__DATA RECORDS__.
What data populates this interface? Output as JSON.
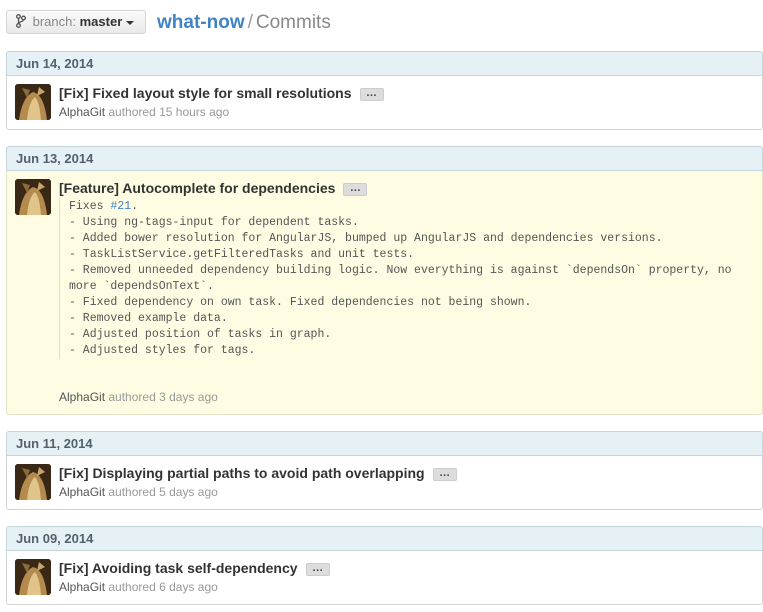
{
  "header": {
    "branch_label": "branch:",
    "branch_value": "master",
    "repo_name": "what-now",
    "separator": "/",
    "page_name": "Commits"
  },
  "groups": [
    {
      "date": "Jun 14, 2014",
      "commits": [
        {
          "title": "[Fix] Fixed layout style for small resolutions",
          "ellipsis": "…",
          "author": "AlphaGit",
          "verb": "authored",
          "time": "15 hours ago"
        }
      ]
    },
    {
      "date": "Jun 13, 2014",
      "commits": [
        {
          "title": "[Feature] Autocomplete for dependencies",
          "ellipsis": "…",
          "selected": true,
          "description": {
            "fixes_prefix": "Fixes ",
            "issue_ref": "#21",
            "fixes_suffix": ".",
            "body": "\n- Using ng-tags-input for dependent tasks.\n- Added bower resolution for AngularJS, bumped up AngularJS and dependencies versions.\n- TaskListService.getFilteredTasks and unit tests.\n- Removed unneeded dependency building logic. Now everything is against `dependsOn` property, no more `dependsOnText`.\n- Fixed dependency on own task. Fixed dependencies not being shown.\n- Removed example data.\n- Adjusted position of tasks in graph.\n- Adjusted styles for tags."
          },
          "author": "AlphaGit",
          "verb": "authored",
          "time": "3 days ago"
        }
      ]
    },
    {
      "date": "Jun 11, 2014",
      "commits": [
        {
          "title": "[Fix] Displaying partial paths to avoid path overlapping",
          "ellipsis": "…",
          "author": "AlphaGit",
          "verb": "authored",
          "time": "5 days ago"
        }
      ]
    },
    {
      "date": "Jun 09, 2014",
      "commits": [
        {
          "title": "[Fix] Avoiding task self-dependency",
          "ellipsis": "…",
          "author": "AlphaGit",
          "verb": "authored",
          "time": "6 days ago"
        }
      ]
    }
  ],
  "colors": {
    "link": "#4183c4",
    "day_header_bg": "#e6f1f6",
    "selected_bg": "#fefde3"
  }
}
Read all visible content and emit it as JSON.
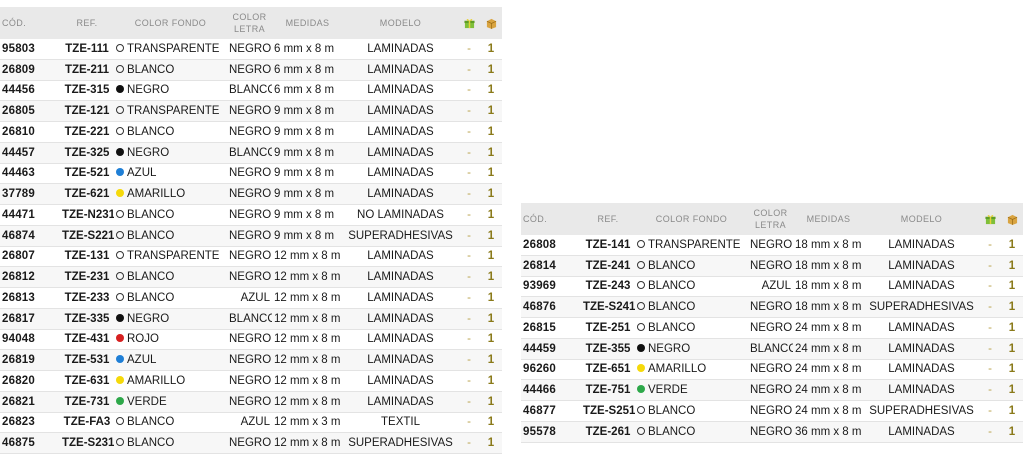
{
  "headers": {
    "cod": "CÓD.",
    "ref": "REF.",
    "fondo": "COLOR FONDO",
    "letra": "COLOR LETRA",
    "medidas": "MEDIDAS",
    "modelo": "MODELO"
  },
  "header_icons": [
    "gift-box-icon",
    "package-box-icon"
  ],
  "colors": {
    "negro": "#111111",
    "azul": "#1f7fd6",
    "amarillo": "#f5d90a",
    "rojo": "#d62020",
    "verde": "#2ea84a",
    "hollow": "#333333",
    "header_bg": "#e9e9e9",
    "qty": "#8a7a1a"
  },
  "tables": [
    {
      "rows": [
        {
          "cod": "95803",
          "ref": "TZE-111",
          "fondo": "TRANSPARENTE",
          "dot": "hollow",
          "letra": "NEGRO",
          "medidas": "6 mm x 8 m",
          "modelo": "LAMINADAS",
          "q1": "-",
          "q2": "1"
        },
        {
          "cod": "26809",
          "ref": "TZE-211",
          "fondo": "BLANCO",
          "dot": "hollow",
          "letra": "NEGRO",
          "medidas": "6 mm x 8 m",
          "modelo": "LAMINADAS",
          "q1": "-",
          "q2": "1"
        },
        {
          "cod": "44456",
          "ref": "TZE-315",
          "fondo": "NEGRO",
          "dot": "negro",
          "letra": "BLANCO",
          "medidas": "6 mm x 8 m",
          "modelo": "LAMINADAS",
          "q1": "-",
          "q2": "1"
        },
        {
          "cod": "26805",
          "ref": "TZE-121",
          "fondo": "TRANSPARENTE",
          "dot": "hollow",
          "letra": "NEGRO",
          "medidas": "9 mm x 8 m",
          "modelo": "LAMINADAS",
          "q1": "-",
          "q2": "1"
        },
        {
          "cod": "26810",
          "ref": "TZE-221",
          "fondo": "BLANCO",
          "dot": "hollow",
          "letra": "NEGRO",
          "medidas": "9 mm x 8 m",
          "modelo": "LAMINADAS",
          "q1": "-",
          "q2": "1"
        },
        {
          "cod": "44457",
          "ref": "TZE-325",
          "fondo": "NEGRO",
          "dot": "negro",
          "letra": "BLANCO",
          "medidas": "9 mm x 8 m",
          "modelo": "LAMINADAS",
          "q1": "-",
          "q2": "1"
        },
        {
          "cod": "44463",
          "ref": "TZE-521",
          "fondo": "AZUL",
          "dot": "azul",
          "letra": "NEGRO",
          "medidas": "9 mm x 8 m",
          "modelo": "LAMINADAS",
          "q1": "-",
          "q2": "1"
        },
        {
          "cod": "37789",
          "ref": "TZE-621",
          "fondo": "AMARILLO",
          "dot": "amarillo",
          "letra": "NEGRO",
          "medidas": "9 mm x 8 m",
          "modelo": "LAMINADAS",
          "q1": "-",
          "q2": "1"
        },
        {
          "cod": "44471",
          "ref": "TZE-N231",
          "fondo": "BLANCO",
          "dot": "hollow",
          "letra": "NEGRO",
          "medidas": "9 mm x 8 m",
          "modelo": "NO LAMINADAS",
          "q1": "-",
          "q2": "1"
        },
        {
          "cod": "46874",
          "ref": "TZE-S221",
          "fondo": "BLANCO",
          "dot": "hollow",
          "letra": "NEGRO",
          "medidas": "9 mm x 8 m",
          "modelo": "SUPERADHESIVAS",
          "q1": "-",
          "q2": "1"
        },
        {
          "cod": "26807",
          "ref": "TZE-131",
          "fondo": "TRANSPARENTE",
          "dot": "hollow",
          "letra": "NEGRO",
          "medidas": "12 mm x 8 m",
          "modelo": "LAMINADAS",
          "q1": "-",
          "q2": "1"
        },
        {
          "cod": "26812",
          "ref": "TZE-231",
          "fondo": "BLANCO",
          "dot": "hollow",
          "letra": "NEGRO",
          "medidas": "12 mm x 8 m",
          "modelo": "LAMINADAS",
          "q1": "-",
          "q2": "1"
        },
        {
          "cod": "26813",
          "ref": "TZE-233",
          "fondo": "BLANCO",
          "dot": "hollow",
          "letra": "AZUL",
          "medidas": "12 mm x 8 m",
          "modelo": "LAMINADAS",
          "q1": "-",
          "q2": "1"
        },
        {
          "cod": "26817",
          "ref": "TZE-335",
          "fondo": "NEGRO",
          "dot": "negro",
          "letra": "BLANCO",
          "medidas": "12 mm x 8 m",
          "modelo": "LAMINADAS",
          "q1": "-",
          "q2": "1"
        },
        {
          "cod": "94048",
          "ref": "TZE-431",
          "fondo": "ROJO",
          "dot": "rojo",
          "letra": "NEGRO",
          "medidas": "12 mm x 8 m",
          "modelo": "LAMINADAS",
          "q1": "-",
          "q2": "1"
        },
        {
          "cod": "26819",
          "ref": "TZE-531",
          "fondo": "AZUL",
          "dot": "azul",
          "letra": "NEGRO",
          "medidas": "12 mm x 8 m",
          "modelo": "LAMINADAS",
          "q1": "-",
          "q2": "1"
        },
        {
          "cod": "26820",
          "ref": "TZE-631",
          "fondo": "AMARILLO",
          "dot": "amarillo",
          "letra": "NEGRO",
          "medidas": "12 mm x 8 m",
          "modelo": "LAMINADAS",
          "q1": "-",
          "q2": "1"
        },
        {
          "cod": "26821",
          "ref": "TZE-731",
          "fondo": "VERDE",
          "dot": "verde",
          "letra": "NEGRO",
          "medidas": "12 mm x 8 m",
          "modelo": "LAMINADAS",
          "q1": "-",
          "q2": "1"
        },
        {
          "cod": "26823",
          "ref": "TZE-FA3",
          "fondo": "BLANCO",
          "dot": "hollow",
          "letra": "AZUL",
          "medidas": "12 mm x 3 m",
          "modelo": "TEXTIL",
          "q1": "-",
          "q2": "1"
        },
        {
          "cod": "46875",
          "ref": "TZE-S231",
          "fondo": "BLANCO",
          "dot": "hollow",
          "letra": "NEGRO",
          "medidas": "12 mm x 8 m",
          "modelo": "SUPERADHESIVAS",
          "q1": "-",
          "q2": "1"
        }
      ]
    },
    {
      "rows": [
        {
          "cod": "26808",
          "ref": "TZE-141",
          "fondo": "TRANSPARENTE",
          "dot": "hollow",
          "letra": "NEGRO",
          "medidas": "18 mm x 8 m",
          "modelo": "LAMINADAS",
          "q1": "-",
          "q2": "1"
        },
        {
          "cod": "26814",
          "ref": "TZE-241",
          "fondo": "BLANCO",
          "dot": "hollow",
          "letra": "NEGRO",
          "medidas": "18 mm x 8 m",
          "modelo": "LAMINADAS",
          "q1": "-",
          "q2": "1"
        },
        {
          "cod": "93969",
          "ref": "TZE-243",
          "fondo": "BLANCO",
          "dot": "hollow",
          "letra": "AZUL",
          "medidas": "18 mm x 8 m",
          "modelo": "LAMINADAS",
          "q1": "-",
          "q2": "1"
        },
        {
          "cod": "46876",
          "ref": "TZE-S241",
          "fondo": "BLANCO",
          "dot": "hollow",
          "letra": "NEGRO",
          "medidas": "18 mm x 8 m",
          "modelo": "SUPERADHESIVAS",
          "q1": "-",
          "q2": "1"
        },
        {
          "cod": "26815",
          "ref": "TZE-251",
          "fondo": "BLANCO",
          "dot": "hollow",
          "letra": "NEGRO",
          "medidas": "24 mm x 8 m",
          "modelo": "LAMINADAS",
          "q1": "-",
          "q2": "1"
        },
        {
          "cod": "44459",
          "ref": "TZE-355",
          "fondo": "NEGRO",
          "dot": "negro",
          "letra": "BLANCO",
          "medidas": "24 mm x 8 m",
          "modelo": "LAMINADAS",
          "q1": "-",
          "q2": "1"
        },
        {
          "cod": "96260",
          "ref": "TZE-651",
          "fondo": "AMARILLO",
          "dot": "amarillo",
          "letra": "NEGRO",
          "medidas": "24 mm x 8 m",
          "modelo": "LAMINADAS",
          "q1": "-",
          "q2": "1"
        },
        {
          "cod": "44466",
          "ref": "TZE-751",
          "fondo": "VERDE",
          "dot": "verde",
          "letra": "NEGRO",
          "medidas": "24 mm x 8 m",
          "modelo": "LAMINADAS",
          "q1": "-",
          "q2": "1"
        },
        {
          "cod": "46877",
          "ref": "TZE-S251",
          "fondo": "BLANCO",
          "dot": "hollow",
          "letra": "NEGRO",
          "medidas": "24 mm x 8 m",
          "modelo": "SUPERADHESIVAS",
          "q1": "-",
          "q2": "1"
        },
        {
          "cod": "95578",
          "ref": "TZE-261",
          "fondo": "BLANCO",
          "dot": "hollow",
          "letra": "NEGRO",
          "medidas": "36 mm x 8 m",
          "modelo": "LAMINADAS",
          "q1": "-",
          "q2": "1"
        }
      ]
    }
  ]
}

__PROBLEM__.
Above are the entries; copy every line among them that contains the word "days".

__TASK ANSWER__.
          "time": "3 days ago"
          "time": "5 days ago"
          "time": "6 days ago"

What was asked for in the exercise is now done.